We know little about Blessed Mary Magdalen Kiota except that she was a Japanese princess, the relative of a local lord, and that she was a Catholic and a Dominican tertiary. Arrested for sheltering missionaries, she was burned to death at Nagasaki in 1620. Mary Magdalen Kiota was beatified in 1867. She was one of many Japanese Christians who were martyred in the terrible persecutions of this time.
The faith arrived in Japan in 1549, when Saint Francis Xavier landed at Satsuma. He converted nearly 30,000 Japanese in a two-year period. Thirty years later, over 200,000 Christians and 250 churches existed in Japan, with Jesuits and other missionaries working to spread the faith. At that time, Hideyoshi, the acting highest-ranked official of the emperor (referred to as taiko), had tolerance for the faith, despite the fear of his court. Many in Japan believed that the Europeans intended to invade the country, and that the Church was an invasion party in disguise.
Hideyoshi, bowing to public pressure, ordered a persecution. On 5 February 1597, twenty-six Christians, including eight European missionaries, were publicly crucified at Nagasaki. When Hideyoshidied the following year, a period of cooperative calm prevailed for the next decade. During that time, Christianity flourished, with 130 Jesuits, joined by 30 Dominicans, Franciscans, Augustinians, and some secular priests staffing missions.

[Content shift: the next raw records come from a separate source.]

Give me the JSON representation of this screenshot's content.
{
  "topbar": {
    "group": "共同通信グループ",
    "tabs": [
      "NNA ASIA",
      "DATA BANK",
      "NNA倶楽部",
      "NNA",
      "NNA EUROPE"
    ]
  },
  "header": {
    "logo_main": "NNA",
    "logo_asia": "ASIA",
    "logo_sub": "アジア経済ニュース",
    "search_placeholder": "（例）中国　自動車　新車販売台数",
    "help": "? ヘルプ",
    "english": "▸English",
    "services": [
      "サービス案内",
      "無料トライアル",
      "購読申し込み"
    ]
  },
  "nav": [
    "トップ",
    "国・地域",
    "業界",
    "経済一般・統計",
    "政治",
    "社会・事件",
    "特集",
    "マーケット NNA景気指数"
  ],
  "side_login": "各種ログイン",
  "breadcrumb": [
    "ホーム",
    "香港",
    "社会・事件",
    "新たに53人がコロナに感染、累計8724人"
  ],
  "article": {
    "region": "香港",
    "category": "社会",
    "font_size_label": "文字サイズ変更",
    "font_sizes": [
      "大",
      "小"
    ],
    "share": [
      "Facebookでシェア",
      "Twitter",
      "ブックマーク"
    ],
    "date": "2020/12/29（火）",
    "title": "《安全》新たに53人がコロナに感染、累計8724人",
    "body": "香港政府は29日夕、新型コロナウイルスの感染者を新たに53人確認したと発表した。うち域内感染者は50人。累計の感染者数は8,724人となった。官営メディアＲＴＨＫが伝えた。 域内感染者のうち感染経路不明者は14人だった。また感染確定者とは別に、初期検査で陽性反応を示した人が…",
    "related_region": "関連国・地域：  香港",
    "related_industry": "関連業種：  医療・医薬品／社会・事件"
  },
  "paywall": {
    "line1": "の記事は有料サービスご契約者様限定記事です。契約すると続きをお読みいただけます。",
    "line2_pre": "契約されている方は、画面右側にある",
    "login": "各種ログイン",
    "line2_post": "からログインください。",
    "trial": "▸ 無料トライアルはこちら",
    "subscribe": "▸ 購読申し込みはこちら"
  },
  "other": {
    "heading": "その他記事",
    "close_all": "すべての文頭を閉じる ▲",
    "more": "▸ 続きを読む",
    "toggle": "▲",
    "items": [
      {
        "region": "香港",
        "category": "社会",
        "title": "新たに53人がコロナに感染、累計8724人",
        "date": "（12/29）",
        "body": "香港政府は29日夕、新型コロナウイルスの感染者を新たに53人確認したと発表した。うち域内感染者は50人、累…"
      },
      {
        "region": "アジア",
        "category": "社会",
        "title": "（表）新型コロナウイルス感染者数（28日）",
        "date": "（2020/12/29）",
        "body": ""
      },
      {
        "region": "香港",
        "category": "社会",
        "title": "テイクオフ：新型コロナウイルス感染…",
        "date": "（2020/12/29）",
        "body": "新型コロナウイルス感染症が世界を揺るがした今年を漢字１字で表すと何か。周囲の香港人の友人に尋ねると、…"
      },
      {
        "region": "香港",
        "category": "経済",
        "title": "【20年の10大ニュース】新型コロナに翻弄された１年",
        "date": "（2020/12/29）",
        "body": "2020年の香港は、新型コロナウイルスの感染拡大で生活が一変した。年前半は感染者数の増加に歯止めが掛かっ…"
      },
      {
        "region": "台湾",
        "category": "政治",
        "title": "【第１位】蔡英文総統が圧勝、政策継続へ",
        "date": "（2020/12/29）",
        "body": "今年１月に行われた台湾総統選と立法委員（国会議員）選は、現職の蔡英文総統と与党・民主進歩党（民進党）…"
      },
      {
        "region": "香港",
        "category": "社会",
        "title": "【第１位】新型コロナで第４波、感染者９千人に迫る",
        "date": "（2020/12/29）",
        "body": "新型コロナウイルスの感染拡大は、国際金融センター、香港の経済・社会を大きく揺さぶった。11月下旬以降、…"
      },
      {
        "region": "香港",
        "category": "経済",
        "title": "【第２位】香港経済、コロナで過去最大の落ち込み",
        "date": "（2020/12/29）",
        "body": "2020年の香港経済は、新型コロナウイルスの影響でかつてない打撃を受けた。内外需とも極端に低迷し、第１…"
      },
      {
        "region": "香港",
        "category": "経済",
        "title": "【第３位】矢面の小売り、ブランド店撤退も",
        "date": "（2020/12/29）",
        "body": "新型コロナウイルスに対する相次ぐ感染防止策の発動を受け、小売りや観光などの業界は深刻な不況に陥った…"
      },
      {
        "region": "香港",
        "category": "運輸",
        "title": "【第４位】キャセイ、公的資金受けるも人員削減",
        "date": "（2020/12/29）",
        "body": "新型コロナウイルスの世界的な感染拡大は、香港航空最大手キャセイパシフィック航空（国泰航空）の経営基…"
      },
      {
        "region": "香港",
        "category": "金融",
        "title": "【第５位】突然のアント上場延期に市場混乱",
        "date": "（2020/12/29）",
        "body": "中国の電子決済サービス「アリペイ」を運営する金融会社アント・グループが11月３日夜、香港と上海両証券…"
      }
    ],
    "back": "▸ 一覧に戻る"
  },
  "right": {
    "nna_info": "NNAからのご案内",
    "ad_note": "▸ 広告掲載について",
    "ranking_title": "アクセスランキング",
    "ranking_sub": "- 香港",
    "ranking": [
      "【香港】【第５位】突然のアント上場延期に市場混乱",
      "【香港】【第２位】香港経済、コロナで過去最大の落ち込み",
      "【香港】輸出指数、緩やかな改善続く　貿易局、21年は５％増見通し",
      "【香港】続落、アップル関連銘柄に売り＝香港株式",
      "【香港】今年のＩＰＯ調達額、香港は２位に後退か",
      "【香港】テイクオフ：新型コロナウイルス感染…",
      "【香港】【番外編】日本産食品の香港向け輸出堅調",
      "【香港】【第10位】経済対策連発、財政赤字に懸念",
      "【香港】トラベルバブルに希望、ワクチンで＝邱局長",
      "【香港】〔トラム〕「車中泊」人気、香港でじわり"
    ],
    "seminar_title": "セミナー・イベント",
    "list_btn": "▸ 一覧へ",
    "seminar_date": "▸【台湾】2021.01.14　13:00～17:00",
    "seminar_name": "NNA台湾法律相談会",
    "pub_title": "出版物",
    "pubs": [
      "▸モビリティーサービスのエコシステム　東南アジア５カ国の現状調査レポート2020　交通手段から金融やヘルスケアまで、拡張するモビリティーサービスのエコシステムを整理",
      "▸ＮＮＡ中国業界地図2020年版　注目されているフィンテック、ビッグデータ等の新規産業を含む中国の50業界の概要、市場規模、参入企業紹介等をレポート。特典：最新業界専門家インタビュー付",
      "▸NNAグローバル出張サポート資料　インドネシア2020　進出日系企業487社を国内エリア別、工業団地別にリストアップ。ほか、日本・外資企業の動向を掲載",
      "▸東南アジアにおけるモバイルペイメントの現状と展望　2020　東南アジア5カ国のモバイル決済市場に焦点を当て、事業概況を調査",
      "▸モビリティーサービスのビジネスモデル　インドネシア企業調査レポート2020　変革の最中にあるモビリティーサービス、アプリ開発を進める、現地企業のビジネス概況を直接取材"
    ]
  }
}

However, when Tokugawa Ieyasu became the shogun of Japan in 1600, he published an edict abolishing Catholicism. Persecution began again, furthered by Tokugawa’s sons and heirs. In 1622, the “Great Martyrdom” took place at Nagasaki, claiming the lives of more that fifty Japanese and Europeans. Between 1624 and 1627, hundreds more were slain, imprisoned, or exiled. Most were burned alive, crucified, or beheaded, some with small children in their arms.
Persecutions continued until 1637, when the last priests were killed or deported. When Christian missionaries returned to Japan 250years later, they found a community of Japanese Christians that had survived underground.
On 17 August we celebrate the memory of many more Japanese martyrs, including Blesseds Michael Kiraiemon, Francis Kurobiove, Miguel Kurobioye, Martin Gomez, Luke Kiemon, and Francis Kuloi.
On 18 August we celebrate the memory of Blessed Mary Guengoro and her husband Thomas and son James, who were crucified at Kokura in 1620.
On 19 August we remember Blessed Thomas Koyanangi, who was arrested as a passenger on the ship of Blessed Joachim Firayama-Diz and beheaded at Nagasaki in 1620.
On 25 August we remember Blesseds Louis Sasanda, Louis Sotelo, Peter Vasquez, and companions, who were martyred at Shimbara in 1624.